Jordan Williams

Ordinary Literature

What exactly is the definition of realism? At first thought the idea of realism appears obvious, but if you continue to explore it, in reality it can be a little more fleeting and obscured. Given just a moment to consider, one might relate realism to reality. While I believe this is somewhat accurate, I do not believe realism in writing was used to describe the physical constituents we encounter every day. The Longman Anthology of World Literature describes realism as “emerged from a conviction that the social world itself had been set irrevocably in motion. Realists saw that historical change was powered by social contradictions…and they understood that these contradictions didn’t just affect society’s leaders but worked themselves out in everyday feelings and relationships.” (Page 7). It is my belief that realism is more representational of our everyday relationships with each other. This idea of common realistic encounters is also represented in the many works of Kate Chopin’s Bayou Folk. The changing and evolving relationship of Euphrasie, Placide, and Offdean in “A No-Account Creole” definitely shows how social encounters in everyday life are realistic. Also, in “A Very Fine Fiddle” we see how the basic relationship between a man and an object (the fiddle) can change and evolve. It is very realistic and understandable that a man can have a bond with an object that has sentimental meaning.
Jordan Williams

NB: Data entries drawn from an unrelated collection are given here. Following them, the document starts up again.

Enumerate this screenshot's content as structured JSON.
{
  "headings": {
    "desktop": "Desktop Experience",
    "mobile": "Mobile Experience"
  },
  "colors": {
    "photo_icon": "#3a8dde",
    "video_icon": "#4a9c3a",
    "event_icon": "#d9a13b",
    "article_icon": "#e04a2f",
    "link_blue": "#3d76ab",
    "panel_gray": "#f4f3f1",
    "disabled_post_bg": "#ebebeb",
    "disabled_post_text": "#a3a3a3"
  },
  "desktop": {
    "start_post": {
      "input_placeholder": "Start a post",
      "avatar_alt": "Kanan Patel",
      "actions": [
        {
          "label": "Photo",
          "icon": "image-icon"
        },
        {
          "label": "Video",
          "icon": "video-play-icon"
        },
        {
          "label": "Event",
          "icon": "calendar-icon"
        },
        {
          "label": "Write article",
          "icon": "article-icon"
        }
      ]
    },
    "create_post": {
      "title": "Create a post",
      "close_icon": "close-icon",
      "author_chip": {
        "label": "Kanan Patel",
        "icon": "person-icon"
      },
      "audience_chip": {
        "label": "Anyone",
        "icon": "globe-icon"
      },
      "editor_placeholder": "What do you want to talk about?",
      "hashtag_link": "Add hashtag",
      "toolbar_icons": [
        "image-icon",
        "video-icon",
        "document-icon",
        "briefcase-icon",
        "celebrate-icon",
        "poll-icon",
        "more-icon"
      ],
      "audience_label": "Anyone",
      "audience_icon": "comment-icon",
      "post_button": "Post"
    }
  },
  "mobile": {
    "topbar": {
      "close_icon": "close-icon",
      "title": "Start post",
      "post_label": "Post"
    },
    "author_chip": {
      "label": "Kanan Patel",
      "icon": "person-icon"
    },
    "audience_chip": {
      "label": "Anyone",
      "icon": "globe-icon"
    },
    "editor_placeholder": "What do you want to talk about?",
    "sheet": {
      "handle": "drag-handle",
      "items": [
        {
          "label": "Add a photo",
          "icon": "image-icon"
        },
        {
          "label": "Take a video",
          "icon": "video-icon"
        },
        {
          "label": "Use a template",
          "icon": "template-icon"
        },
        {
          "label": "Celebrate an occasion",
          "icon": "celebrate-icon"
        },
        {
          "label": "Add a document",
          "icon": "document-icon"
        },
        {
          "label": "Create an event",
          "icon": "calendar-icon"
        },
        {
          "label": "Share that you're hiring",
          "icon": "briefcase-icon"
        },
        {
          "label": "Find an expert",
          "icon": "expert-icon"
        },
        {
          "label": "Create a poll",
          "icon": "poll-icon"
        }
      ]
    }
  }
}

Damrosch, David, and David L. Pike, eds. The Longman Anthology of World Literature: Second Edition. New York: Pearson Longman, 2009.
Chopin, Kate. Bayou Folk. Boston: Houghton, Mifflin and Company, 1894.

Men of Letters…so is he a D.O. or M.D.? Maybe M.B.A.?

Men of letters, defined by Diderot and D’Alembert’s “Encyclopedia” as well read and scholarly individuals that are constantly seeking knowledge and understanding, is a direct reflection of “enlightened thinking”. The Age of Enlightenment was the first time in history that people began to NOT just merely exist and began to seek in-depth understanding of what was occurring in their life around them. For example, Isaac Newton discovered the laws that control gravity, but he was not just an early physicist. He also was the forefather of modern calculus, and applied all this knowledge to his own understanding of religion and his personal proof that God exists. (Longman Anthology of World Literature p. 3, 5) Rousseau was himself a very accomplished man in various arts. He composed music, studied philosophy, and wrote many important, albeit scandalous, works supporting new ways of thinking. The ideal of enlightenment, and the “men of letters” that contributed to it was not to be very wise in just one field. A great mathematician, although respectable, knows nothing more than mathematics. But a great mathematician that can compose music, knows four languages from living in different countries, has studied politics and religion, he is truly a man of letters and could contribute to the age of enlightenment. This higher level of knowledge and understanding is represented in men of letters, and directly defines the age of enlightenment.
Jordan Williams

Next Page »